[Stored data]
=== Section Start ===
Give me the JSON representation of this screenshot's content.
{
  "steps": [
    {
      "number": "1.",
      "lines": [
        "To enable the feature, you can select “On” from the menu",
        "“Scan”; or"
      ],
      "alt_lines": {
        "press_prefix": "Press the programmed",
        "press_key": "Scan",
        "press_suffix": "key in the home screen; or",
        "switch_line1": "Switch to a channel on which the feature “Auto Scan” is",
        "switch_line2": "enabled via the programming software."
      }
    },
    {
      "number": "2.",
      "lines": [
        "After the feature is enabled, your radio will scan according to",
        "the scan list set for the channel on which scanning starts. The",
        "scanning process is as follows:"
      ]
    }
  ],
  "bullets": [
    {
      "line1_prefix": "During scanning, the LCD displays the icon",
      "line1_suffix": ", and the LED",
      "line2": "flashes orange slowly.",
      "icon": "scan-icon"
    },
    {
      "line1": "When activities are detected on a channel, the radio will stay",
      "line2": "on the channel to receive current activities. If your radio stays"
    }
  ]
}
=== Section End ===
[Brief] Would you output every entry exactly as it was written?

[Solution to the problem]
Give me the JSON representation of this screenshot's content.
{
  "steps": [
    {
      "number": "1.",
      "lines": [
        "To enable the feature, you can select “On” from the menu",
        "“Scan”; or"
      ],
      "alt_lines": {
        "press_prefix": "Press the programmed",
        "press_key": "Scan",
        "press_suffix": "key in the home screen; or",
        "switch_line1": "Switch to a channel on which the feature “Auto Scan” is",
        "switch_line2": "enabled via the programming software."
      }
    },
    {
      "number": "2.",
      "lines": [
        "After the feature is enabled, your radio will scan according to",
        "the scan list set for the channel on which scanning starts. The",
        "scanning process is as follows:"
      ]
    }
  ],
  "bullets": [
    {
      "line1_prefix": "During scanning, the LCD displays the icon",
      "line1_suffix": ", and the LED",
      "line2": "flashes orange slowly.",
      "icon": "scan-icon"
    },
    {
      "line1": "When activities are detected on a channel, the radio will stay",
      "line2": "on the channel to receive current activities. If your radio stays"
    }
  ]
}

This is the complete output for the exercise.